Writing into the Dark is a short book. On one hand there isn’t much to say when what you’re saying is “don’t spend up front work on outlining”. On the other there’s quite a lot to do. Smith doesn’t say that writing without an outline is easier. On the contrary, he reiterates the point that you’ll write more than you use, cutting away sentences, paragraphs, and entire chapters.
Dean Wesley Smith also speaks of being a one draft writer, meaning that once his story is finished (“The story is finished when you bog down because your creative mind realizes that you’ve written past your perfect ending line.”) he doesn’t go back and revise it. On the other hand he constantly “Cycles”, that is jumps back a few hundred words, re-reads, fixes problems and surges on with new momentum.
Momentum is a key point in Writing into the Dark.
When you have no idea where you are going with a story, momentum is often the key to it all.
– Dean Wesley Smith
Meaning that when you’re stuck in the middle of the story you need to give your creative self room.

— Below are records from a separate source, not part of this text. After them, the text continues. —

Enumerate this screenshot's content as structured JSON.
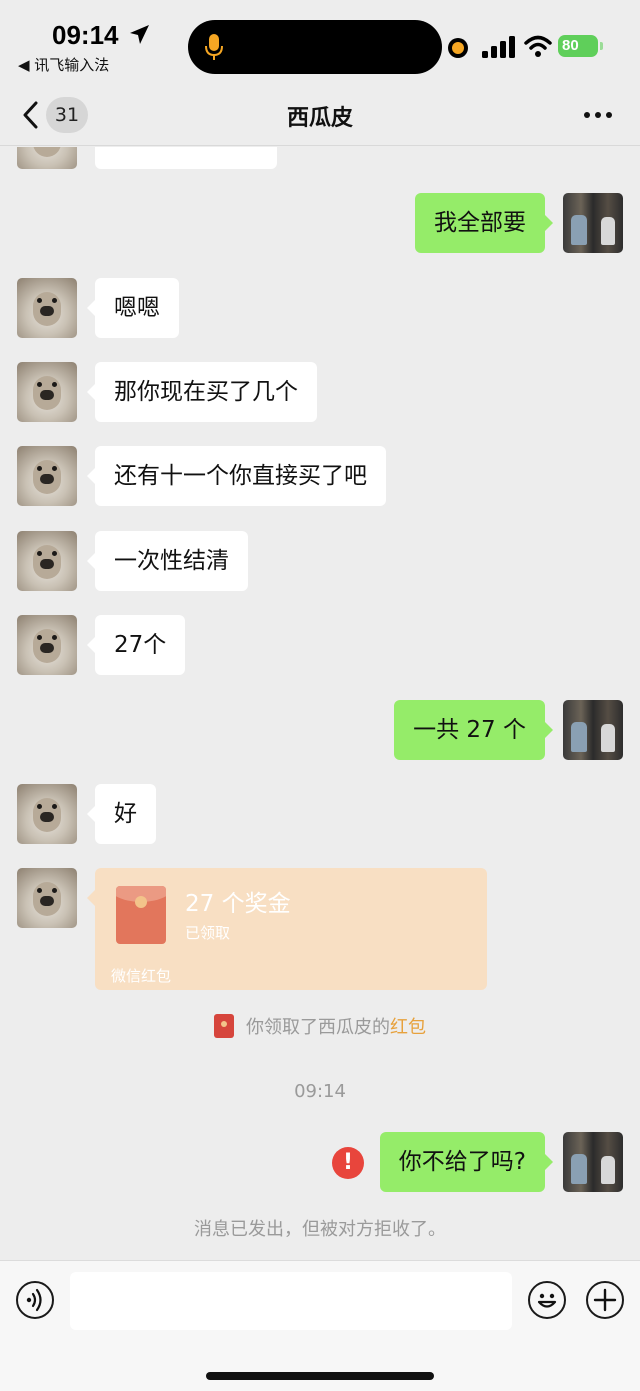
{
  "status_bar": {
    "time": "09:14",
    "back_app": "◀ 讯飞输入法",
    "battery": "80",
    "icons": [
      "location-arrow-icon",
      "mic-icon",
      "signal-icon",
      "wifi-icon",
      "battery-icon"
    ]
  },
  "header": {
    "unread_count": "31",
    "title": "西瓜皮",
    "icons": [
      "back-chevron-icon",
      "more-icon"
    ]
  },
  "messages": [
    {
      "from": "me",
      "text": "我全部要"
    },
    {
      "from": "other",
      "text": "嗯嗯"
    },
    {
      "from": "other",
      "text": "那你现在买了几个"
    },
    {
      "from": "other",
      "text": "还有十一个你直接买了吧"
    },
    {
      "from": "other",
      "text": "一次性结清"
    },
    {
      "from": "other",
      "text": "27个"
    },
    {
      "from": "me",
      "text": "一共 27 个"
    },
    {
      "from": "other",
      "text": "好"
    },
    {
      "from": "me",
      "text": "你不给了吗?"
    }
  ],
  "red_packet": {
    "title": "27 个奖金",
    "status": "已领取",
    "brand": "微信红包"
  },
  "system": {
    "received_prefix": "你领取了西瓜皮的",
    "received_link": "红包",
    "timestamp": "09:14",
    "rejected": "消息已发出，但被对方拒收了。"
  },
  "input_bar": {
    "placeholder": "",
    "icons": [
      "voice-icon",
      "emoji-icon",
      "plus-icon"
    ]
  },
  "colors": {
    "background": "#ededed",
    "outgoing_bubble": "#95ec69",
    "incoming_bubble": "#ffffff",
    "red_packet": "#f8dfc3",
    "error": "#e8453c",
    "link": "#e7a13c"
  }
}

Back up a bit, re-read what you’ve written and, once you come to the end, you write one more sentence. And then one more. That’s another of Smith’s points: keep writing. Ignore your critical self and get your creative self moving.
That’s great motivation, and great technique, for a self proclaimed pantser like myself. But most of all Writing into the Dark comes back to the single most important point for pantsers: it’s a lot more fun to write when you’re discovering the story as you type it. If you’re the type of writer that, like me, gets bored by seeing an outline and can’t write it (to me it feels like all the motivation gets sucked out of the story once I know it; it’s like having to immediately re-read a book that you’ve just finished) then the validation that you’ll get from Writing into the Dark will be great.

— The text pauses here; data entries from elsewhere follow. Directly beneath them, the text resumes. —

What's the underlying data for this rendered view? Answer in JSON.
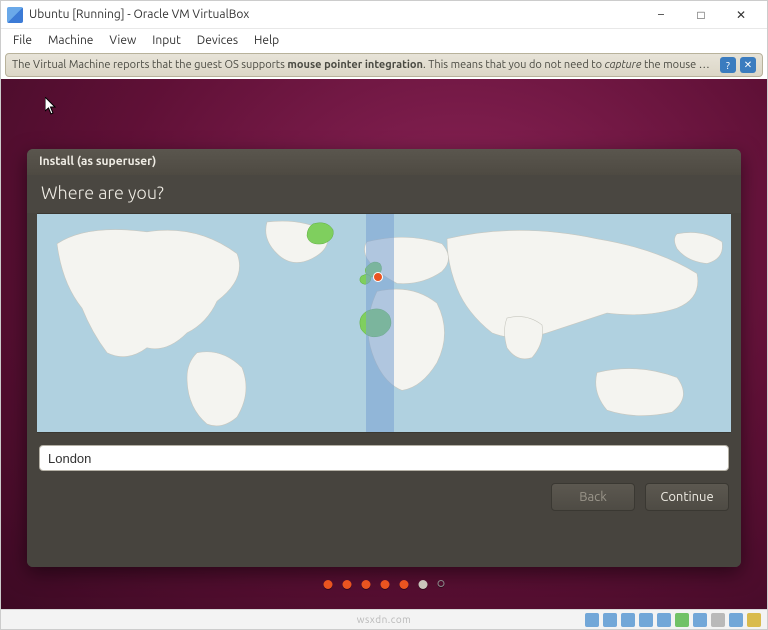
{
  "window": {
    "title": "Ubuntu [Running] - Oracle VM VirtualBox"
  },
  "menu": {
    "file": "File",
    "machine": "Machine",
    "view": "View",
    "input": "Input",
    "devices": "Devices",
    "help": "Help"
  },
  "infobar": {
    "prefix": "The Virtual Machine reports that the guest OS supports ",
    "bold": "mouse pointer integration",
    "middle": ". This means that you do not need to ",
    "italic": "capture",
    "suffix": " the mouse pointer to be able to use it in your guest OS -- all mouse"
  },
  "installer": {
    "titlebar": "Install (as superuser)",
    "heading": "Where are you?",
    "timezone_value": "London",
    "back": "Back",
    "continue": "Continue"
  },
  "statusbar": {
    "watermark": "wsxdn.com"
  }
}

- Never let your critical voice intrude on your creativity, it will kill your ability to write.
- Don’t save edits for later, that gives the critical voice an opening. If you figure out something that needs to be foreshadowed, go back and foreshadow it right away.

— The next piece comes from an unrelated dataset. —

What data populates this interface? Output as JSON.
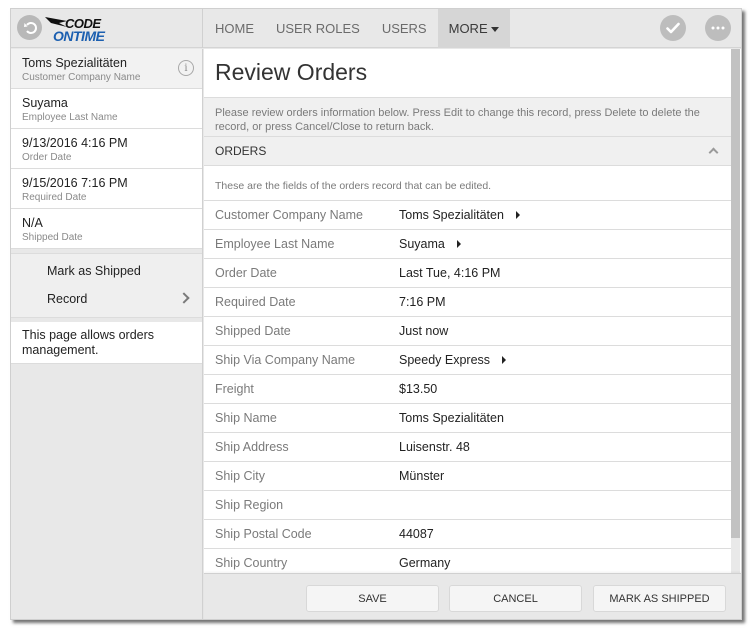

- When you’re stuck, go back a few hundred words and re-read or rework that. Then keep writing.
- If all else fails, take a break.
- Dare to write out of order. Add in ideas when they occur to you. You don’t need to write in a lineal [sic.] fashion.
- Create an outline after you finish each chapter so that you can spot patterns in your writing or go back and find specific occurrences in your plot.
And if that doesn’t catch your fancy, Smith also writes that no writer writes exactly like another. Find what works for you, but do try to write into the dark. It’s a lot more fun that way.
Who’s it for?
- Pansters, obviously. Any discovery writer is likely to get a ton of validation and helpful tips from Writing into the Dark.
- Beginners that get stuck in their writing – it may be that you need to try one of Smith’s techniques to break through your blocks.
- Experienced writers who might benefit from writing a lot faster if they didn’t use an outline. Or just want to try something different for a change to hone their craft.
All in all, Writing into the Dark is a relatively short book, and an easy one to read, so I’d recommend it for any writer even if you disagree about the need for an outline. Especially if you disagree about the need for an outline. Check out Dean Wesley Smith’s arguments and maybe you’ll be inclined to try to write into the dark. If nothing else you might discover that you really aren’t a pantser. Or maybe you’ll discover that you’ve secretly been one all along.